> [Work instructions]:
Below are some records; give them all again exactly, but not the pictures.
■ ■ ■ ■
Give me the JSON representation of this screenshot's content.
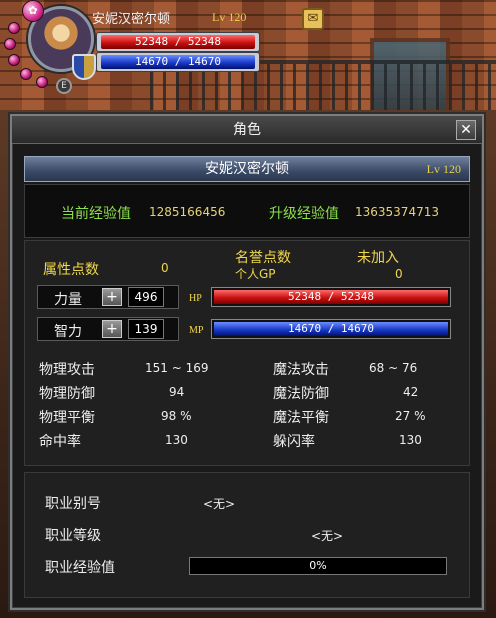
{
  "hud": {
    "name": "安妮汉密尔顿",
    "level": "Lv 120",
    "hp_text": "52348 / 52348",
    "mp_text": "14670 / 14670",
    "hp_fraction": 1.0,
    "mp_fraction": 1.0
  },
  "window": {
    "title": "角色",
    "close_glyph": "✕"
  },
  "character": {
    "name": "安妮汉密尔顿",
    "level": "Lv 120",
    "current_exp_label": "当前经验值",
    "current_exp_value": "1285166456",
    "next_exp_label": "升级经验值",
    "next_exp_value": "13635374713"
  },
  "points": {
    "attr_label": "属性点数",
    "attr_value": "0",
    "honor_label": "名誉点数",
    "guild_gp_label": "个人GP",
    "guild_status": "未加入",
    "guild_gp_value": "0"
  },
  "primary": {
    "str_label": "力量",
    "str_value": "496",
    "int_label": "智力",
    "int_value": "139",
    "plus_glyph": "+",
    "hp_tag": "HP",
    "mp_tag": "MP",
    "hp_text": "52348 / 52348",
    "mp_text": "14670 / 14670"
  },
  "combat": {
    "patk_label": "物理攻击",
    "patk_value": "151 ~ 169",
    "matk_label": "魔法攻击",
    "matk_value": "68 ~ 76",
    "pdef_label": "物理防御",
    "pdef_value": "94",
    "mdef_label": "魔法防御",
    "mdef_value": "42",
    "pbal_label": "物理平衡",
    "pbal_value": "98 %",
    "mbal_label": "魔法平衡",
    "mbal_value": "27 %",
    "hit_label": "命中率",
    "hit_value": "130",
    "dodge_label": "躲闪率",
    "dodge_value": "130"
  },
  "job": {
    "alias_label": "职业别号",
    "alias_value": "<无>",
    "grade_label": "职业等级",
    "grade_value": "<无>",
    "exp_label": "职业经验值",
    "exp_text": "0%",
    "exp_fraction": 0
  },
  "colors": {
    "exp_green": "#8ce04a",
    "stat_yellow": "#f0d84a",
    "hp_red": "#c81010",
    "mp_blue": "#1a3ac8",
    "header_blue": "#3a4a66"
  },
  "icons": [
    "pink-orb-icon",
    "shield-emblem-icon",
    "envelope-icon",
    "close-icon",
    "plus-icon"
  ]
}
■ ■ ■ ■
> [Exercise output]:
Give me the JSON representation of this screenshot's content.
{
  "hud": {
    "name": "安妮汉密尔顿",
    "level": "Lv 120",
    "hp_text": "52348 / 52348",
    "mp_text": "14670 / 14670",
    "hp_fraction": 1.0,
    "mp_fraction": 1.0
  },
  "window": {
    "title": "角色",
    "close_glyph": "✕"
  },
  "character": {
    "name": "安妮汉密尔顿",
    "level": "Lv 120",
    "current_exp_label": "当前经验值",
    "current_exp_value": "1285166456",
    "next_exp_label": "升级经验值",
    "next_exp_value": "13635374713"
  },
  "points": {
    "attr_label": "属性点数",
    "attr_value": "0",
    "honor_label": "名誉点数",
    "guild_gp_label": "个人GP",
    "guild_status": "未加入",
    "guild_gp_value": "0"
  },
  "primary": {
    "str_label": "力量",
    "str_value": "496",
    "int_label": "智力",
    "int_value": "139",
    "plus_glyph": "+",
    "hp_tag": "HP",
    "mp_tag": "MP",
    "hp_text": "52348 / 52348",
    "mp_text": "14670 / 14670"
  },
  "combat": {
    "patk_label": "物理攻击",
    "patk_value": "151 ~ 169",
    "matk_label": "魔法攻击",
    "matk_value": "68 ~ 76",
    "pdef_label": "物理防御",
    "pdef_value": "94",
    "mdef_label": "魔法防御",
    "mdef_value": "42",
    "pbal_label": "物理平衡",
    "pbal_value": "98 %",
    "mbal_label": "魔法平衡",
    "mbal_value": "27 %",
    "hit_label": "命中率",
    "hit_value": "130",
    "dodge_label": "躲闪率",
    "dodge_value": "130"
  },
  "job": {
    "alias_label": "职业别号",
    "alias_value": "<无>",
    "grade_label": "职业等级",
    "grade_value": "<无>",
    "exp_label": "职业经验值",
    "exp_text": "0%",
    "exp_fraction": 0
  },
  "colors": {
    "exp_green": "#8ce04a",
    "stat_yellow": "#f0d84a",
    "hp_red": "#c81010",
    "mp_blue": "#1a3ac8",
    "header_blue": "#3a4a66"
  },
  "icons": [
    "pink-orb-icon",
    "shield-emblem-icon",
    "envelope-icon",
    "close-icon",
    "plus-icon"
  ]
}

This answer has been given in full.